**** Records ****
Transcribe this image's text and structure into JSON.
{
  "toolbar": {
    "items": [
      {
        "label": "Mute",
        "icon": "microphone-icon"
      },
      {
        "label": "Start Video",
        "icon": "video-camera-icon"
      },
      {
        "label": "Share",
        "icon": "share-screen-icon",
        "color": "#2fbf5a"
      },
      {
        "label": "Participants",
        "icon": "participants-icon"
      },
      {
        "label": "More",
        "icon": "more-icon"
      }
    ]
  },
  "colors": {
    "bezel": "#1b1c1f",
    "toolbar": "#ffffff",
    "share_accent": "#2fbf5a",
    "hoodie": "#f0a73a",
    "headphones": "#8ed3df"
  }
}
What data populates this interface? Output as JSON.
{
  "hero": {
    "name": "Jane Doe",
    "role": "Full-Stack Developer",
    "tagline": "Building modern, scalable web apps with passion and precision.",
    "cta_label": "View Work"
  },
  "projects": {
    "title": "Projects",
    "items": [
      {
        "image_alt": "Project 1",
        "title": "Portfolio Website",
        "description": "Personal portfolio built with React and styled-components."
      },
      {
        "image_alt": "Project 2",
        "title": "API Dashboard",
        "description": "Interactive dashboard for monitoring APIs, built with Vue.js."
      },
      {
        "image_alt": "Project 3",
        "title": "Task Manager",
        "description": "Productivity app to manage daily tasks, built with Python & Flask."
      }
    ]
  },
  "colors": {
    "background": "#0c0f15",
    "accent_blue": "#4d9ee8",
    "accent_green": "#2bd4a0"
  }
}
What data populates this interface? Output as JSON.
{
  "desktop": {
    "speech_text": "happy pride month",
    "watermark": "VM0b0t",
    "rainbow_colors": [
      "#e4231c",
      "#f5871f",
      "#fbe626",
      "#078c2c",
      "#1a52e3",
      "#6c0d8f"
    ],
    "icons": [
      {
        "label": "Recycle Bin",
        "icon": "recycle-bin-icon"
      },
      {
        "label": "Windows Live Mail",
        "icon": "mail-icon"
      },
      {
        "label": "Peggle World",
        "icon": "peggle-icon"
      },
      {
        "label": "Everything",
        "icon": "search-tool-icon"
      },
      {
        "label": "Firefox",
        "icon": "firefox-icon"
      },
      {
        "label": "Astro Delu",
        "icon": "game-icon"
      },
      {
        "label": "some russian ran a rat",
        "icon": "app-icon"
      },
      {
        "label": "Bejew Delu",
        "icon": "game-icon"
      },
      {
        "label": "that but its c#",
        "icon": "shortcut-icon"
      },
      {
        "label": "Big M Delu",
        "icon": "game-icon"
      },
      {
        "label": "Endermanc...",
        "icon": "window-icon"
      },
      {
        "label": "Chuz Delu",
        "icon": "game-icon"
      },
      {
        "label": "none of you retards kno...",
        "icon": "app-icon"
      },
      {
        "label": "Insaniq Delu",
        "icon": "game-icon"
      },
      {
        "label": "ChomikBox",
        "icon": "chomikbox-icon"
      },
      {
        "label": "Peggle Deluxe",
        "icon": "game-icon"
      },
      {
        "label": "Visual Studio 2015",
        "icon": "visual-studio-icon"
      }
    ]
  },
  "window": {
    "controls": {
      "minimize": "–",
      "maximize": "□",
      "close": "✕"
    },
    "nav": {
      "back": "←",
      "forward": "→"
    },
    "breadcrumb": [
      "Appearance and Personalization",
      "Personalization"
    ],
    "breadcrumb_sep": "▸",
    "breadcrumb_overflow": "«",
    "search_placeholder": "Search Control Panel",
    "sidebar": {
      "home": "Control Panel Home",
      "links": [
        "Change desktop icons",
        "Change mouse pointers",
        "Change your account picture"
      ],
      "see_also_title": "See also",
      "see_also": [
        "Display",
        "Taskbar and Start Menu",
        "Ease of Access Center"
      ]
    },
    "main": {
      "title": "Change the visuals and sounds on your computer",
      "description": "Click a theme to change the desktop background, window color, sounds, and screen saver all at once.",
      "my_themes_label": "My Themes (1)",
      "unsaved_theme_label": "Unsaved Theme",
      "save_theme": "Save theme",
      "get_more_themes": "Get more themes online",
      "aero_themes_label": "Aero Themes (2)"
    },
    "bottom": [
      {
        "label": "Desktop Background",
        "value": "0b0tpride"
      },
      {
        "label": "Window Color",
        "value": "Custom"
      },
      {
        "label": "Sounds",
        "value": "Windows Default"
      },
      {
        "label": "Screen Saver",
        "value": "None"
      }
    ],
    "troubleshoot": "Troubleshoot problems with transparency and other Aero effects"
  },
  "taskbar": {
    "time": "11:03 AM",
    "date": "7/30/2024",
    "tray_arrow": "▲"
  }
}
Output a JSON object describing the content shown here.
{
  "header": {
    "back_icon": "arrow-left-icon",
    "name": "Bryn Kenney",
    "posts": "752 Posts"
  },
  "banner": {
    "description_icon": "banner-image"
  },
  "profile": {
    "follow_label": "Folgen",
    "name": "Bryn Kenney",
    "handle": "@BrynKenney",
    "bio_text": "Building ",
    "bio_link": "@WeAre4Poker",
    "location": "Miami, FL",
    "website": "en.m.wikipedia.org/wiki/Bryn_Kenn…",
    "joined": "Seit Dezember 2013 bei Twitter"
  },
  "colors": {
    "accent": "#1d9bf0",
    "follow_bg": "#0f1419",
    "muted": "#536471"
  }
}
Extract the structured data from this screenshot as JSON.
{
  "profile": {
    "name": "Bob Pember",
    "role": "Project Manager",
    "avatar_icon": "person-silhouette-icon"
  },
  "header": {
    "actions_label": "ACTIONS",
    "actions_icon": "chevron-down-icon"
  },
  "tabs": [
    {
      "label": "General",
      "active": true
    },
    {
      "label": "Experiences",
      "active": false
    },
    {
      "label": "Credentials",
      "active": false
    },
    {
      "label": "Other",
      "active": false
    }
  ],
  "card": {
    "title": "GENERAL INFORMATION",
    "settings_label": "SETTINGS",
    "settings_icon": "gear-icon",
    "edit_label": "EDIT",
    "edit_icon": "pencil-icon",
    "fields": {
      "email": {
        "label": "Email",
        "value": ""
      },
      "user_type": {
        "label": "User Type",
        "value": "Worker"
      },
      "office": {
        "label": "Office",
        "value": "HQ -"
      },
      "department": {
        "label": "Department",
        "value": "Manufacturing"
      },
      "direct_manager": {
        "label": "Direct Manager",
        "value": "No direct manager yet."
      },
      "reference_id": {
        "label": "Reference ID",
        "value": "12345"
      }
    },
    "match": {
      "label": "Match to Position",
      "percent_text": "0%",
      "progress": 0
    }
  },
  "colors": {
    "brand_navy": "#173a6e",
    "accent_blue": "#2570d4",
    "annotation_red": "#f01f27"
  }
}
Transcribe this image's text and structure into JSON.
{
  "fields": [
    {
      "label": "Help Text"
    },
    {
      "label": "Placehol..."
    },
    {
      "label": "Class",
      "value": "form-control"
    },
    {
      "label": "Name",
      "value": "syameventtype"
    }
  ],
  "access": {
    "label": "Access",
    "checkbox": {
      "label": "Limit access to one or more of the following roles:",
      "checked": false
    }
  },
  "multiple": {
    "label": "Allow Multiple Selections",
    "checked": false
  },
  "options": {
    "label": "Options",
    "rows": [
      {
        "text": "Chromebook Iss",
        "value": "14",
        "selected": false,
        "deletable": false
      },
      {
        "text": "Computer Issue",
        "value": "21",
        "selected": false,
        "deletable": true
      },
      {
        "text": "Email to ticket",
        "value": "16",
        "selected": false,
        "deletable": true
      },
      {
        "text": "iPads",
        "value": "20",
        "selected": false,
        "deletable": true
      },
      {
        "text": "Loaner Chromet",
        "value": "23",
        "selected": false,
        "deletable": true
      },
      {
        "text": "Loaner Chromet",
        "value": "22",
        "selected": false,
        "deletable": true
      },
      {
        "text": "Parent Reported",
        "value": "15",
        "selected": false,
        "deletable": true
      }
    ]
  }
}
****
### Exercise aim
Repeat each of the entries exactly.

### Task solution
Transcribe this image's text and structure into JSON.
{
  "toolbar": {
    "items": [
      {
        "label": "Mute",
        "icon": "microphone-icon"
      },
      {
        "label": "Start Video",
        "icon": "video-camera-icon"
      },
      {
        "label": "Share",
        "icon": "share-screen-icon",
        "color": "#2fbf5a"
      },
      {
        "label": "Participants",
        "icon": "participants-icon"
      },
      {
        "label": "More",
        "icon": "more-icon"
      }
    ]
  },
  "colors": {
    "bezel": "#1b1c1f",
    "toolbar": "#ffffff",
    "share_accent": "#2fbf5a",
    "hoodie": "#f0a73a",
    "headphones": "#8ed3df"
  }
}
What data populates this interface? Output as JSON.
{
  "hero": {
    "name": "Jane Doe",
    "role": "Full-Stack Developer",
    "tagline": "Building modern, scalable web apps with passion and precision.",
    "cta_label": "View Work"
  },
  "projects": {
    "title": "Projects",
    "items": [
      {
        "image_alt": "Project 1",
        "title": "Portfolio Website",
        "description": "Personal portfolio built with React and styled-components."
      },
      {
        "image_alt": "Project 2",
        "title": "API Dashboard",
        "description": "Interactive dashboard for monitoring APIs, built with Vue.js."
      },
      {
        "image_alt": "Project 3",
        "title": "Task Manager",
        "description": "Productivity app to manage daily tasks, built with Python & Flask."
      }
    ]
  },
  "colors": {
    "background": "#0c0f15",
    "accent_blue": "#4d9ee8",
    "accent_green": "#2bd4a0"
  }
}
What data populates this interface? Output as JSON.
{
  "desktop": {
    "speech_text": "happy pride month",
    "watermark": "VM0b0t",
    "rainbow_colors": [
      "#e4231c",
      "#f5871f",
      "#fbe626",
      "#078c2c",
      "#1a52e3",
      "#6c0d8f"
    ],
    "icons": [
      {
        "label": "Recycle Bin",
        "icon": "recycle-bin-icon"
      },
      {
        "label": "Windows Live Mail",
        "icon": "mail-icon"
      },
      {
        "label": "Peggle World",
        "icon": "peggle-icon"
      },
      {
        "label": "Everything",
        "icon": "search-tool-icon"
      },
      {
        "label": "Firefox",
        "icon": "firefox-icon"
      },
      {
        "label": "Astro Delu",
        "icon": "game-icon"
      },
      {
        "label": "some russian ran a rat",
        "icon": "app-icon"
      },
      {
        "label": "Bejew Delu",
        "icon": "game-icon"
      },
      {
        "label": "that but its c#",
        "icon": "shortcut-icon"
      },
      {
        "label": "Big M Delu",
        "icon": "game-icon"
      },
      {
        "label": "Endermanc...",
        "icon": "window-icon"
      },
      {
        "label": "Chuz Delu",
        "icon": "game-icon"
      },
      {
        "label": "none of you retards kno...",
        "icon": "app-icon"
      },
      {
        "label": "Insaniq Delu",
        "icon": "game-icon"
      },
      {
        "label": "ChomikBox",
        "icon": "chomikbox-icon"
      },
      {
        "label": "Peggle Deluxe",
        "icon": "game-icon"
      },
      {
        "label": "Visual Studio 2015",
        "icon": "visual-studio-icon"
      }
    ]
  },
  "window": {
    "controls": {
      "minimize": "–",
      "maximize": "□",
      "close": "✕"
    },
    "nav": {
      "back": "←",
      "forward": "→"
    },
    "breadcrumb": [
      "Appearance and Personalization",
      "Personalization"
    ],
    "breadcrumb_sep": "▸",
    "breadcrumb_overflow": "«",
    "search_placeholder": "Search Control Panel",
    "sidebar": {
      "home": "Control Panel Home",
      "links": [
        "Change desktop icons",
        "Change mouse pointers",
        "Change your account picture"
      ],
      "see_also_title": "See also",
      "see_also": [
        "Display",
        "Taskbar and Start Menu",
        "Ease of Access Center"
      ]
    },
    "main": {
      "title": "Change the visuals and sounds on your computer",
      "description": "Click a theme to change the desktop background, window color, sounds, and screen saver all at once.",
      "my_themes_label": "My Themes (1)",
      "unsaved_theme_label": "Unsaved Theme",
      "save_theme": "Save theme",
      "get_more_themes": "Get more themes online",
      "aero_themes_label": "Aero Themes (2)"
    },
    "bottom": [
      {
        "label": "Desktop Background",
        "value": "0b0tpride"
      },
      {
        "label": "Window Color",
        "value": "Custom"
      },
      {
        "label": "Sounds",
        "value": "Windows Default"
      },
      {
        "label": "Screen Saver",
        "value": "None"
      }
    ],
    "troubleshoot": "Troubleshoot problems with transparency and other Aero effects"
  },
  "taskbar": {
    "time": "11:03 AM",
    "date": "7/30/2024",
    "tray_arrow": "▲"
  }
}
Output a JSON object describing the content shown here.
{
  "header": {
    "back_icon": "arrow-left-icon",
    "name": "Bryn Kenney",
    "posts": "752 Posts"
  },
  "banner": {
    "description_icon": "banner-image"
  },
  "profile": {
    "follow_label": "Folgen",
    "name": "Bryn Kenney",
    "handle": "@BrynKenney",
    "bio_text": "Building ",
    "bio_link": "@WeAre4Poker",
    "location": "Miami, FL",
    "website": "en.m.wikipedia.org/wiki/Bryn_Kenn…",
    "joined": "Seit Dezember 2013 bei Twitter"
  },
  "colors": {
    "accent": "#1d9bf0",
    "follow_bg": "#0f1419",
    "muted": "#536471"
  }
}
Extract the structured data from this screenshot as JSON.
{
  "profile": {
    "name": "Bob Pember",
    "role": "Project Manager",
    "avatar_icon": "person-silhouette-icon"
  },
  "header": {
    "actions_label": "ACTIONS",
    "actions_icon": "chevron-down-icon"
  },
  "tabs": [
    {
      "label": "General",
      "active": true
    },
    {
      "label": "Experiences",
      "active": false
    },
    {
      "label": "Credentials",
      "active": false
    },
    {
      "label": "Other",
      "active": false
    }
  ],
  "card": {
    "title": "GENERAL INFORMATION",
    "settings_label": "SETTINGS",
    "settings_icon": "gear-icon",
    "edit_label": "EDIT",
    "edit_icon": "pencil-icon",
    "fields": {
      "email": {
        "label": "Email",
        "value": ""
      },
      "user_type": {
        "label": "User Type",
        "value": "Worker"
      },
      "office": {
        "label": "Office",
        "value": "HQ -"
      },
      "department": {
        "label": "Department",
        "value": "Manufacturing"
      },
      "direct_manager": {
        "label": "Direct Manager",
        "value": "No direct manager yet."
      },
      "reference_id": {
        "label": "Reference ID",
        "value": "12345"
      }
    },
    "match": {
      "label": "Match to Position",
      "percent_text": "0%",
      "progress": 0
    }
  },
  "colors": {
    "brand_navy": "#173a6e",
    "accent_blue": "#2570d4",
    "annotation_red": "#f01f27"
  }
}
Transcribe this image's text and structure into JSON.
{
  "fields": [
    {
      "label": "Help Text"
    },
    {
      "label": "Placehol..."
    },
    {
      "label": "Class",
      "value": "form-control"
    },
    {
      "label": "Name",
      "value": "syameventtype"
    }
  ],
  "access": {
    "label": "Access",
    "checkbox": {
      "label": "Limit access to one or more of the following roles:",
      "checked": false
    }
  },
  "multiple": {
    "label": "Allow Multiple Selections",
    "checked": false
  },
  "options": {
    "label": "Options",
    "rows": [
      {
        "text": "Chromebook Iss",
        "value": "14",
        "selected": false,
        "deletable": false
      },
      {
        "text": "Computer Issue",
        "value": "21",
        "selected": false,
        "deletable": true
      },
      {
        "text": "Email to ticket",
        "value": "16",
        "selected": false,
        "deletable": true
      },
      {
        "text": "iPads",
        "value": "20",
        "selected": false,
        "deletable": true
      },
      {
        "text": "Loaner Chromet",
        "value": "23",
        "selected": false,
        "deletable": true
      },
      {
        "text": "Loaner Chromet",
        "value": "22",
        "selected": false,
        "deletable": true
      },
      {
        "text": "Parent Reported",
        "value": "15",
        "selected": false,
        "deletable": true
      }
    ]
  }
}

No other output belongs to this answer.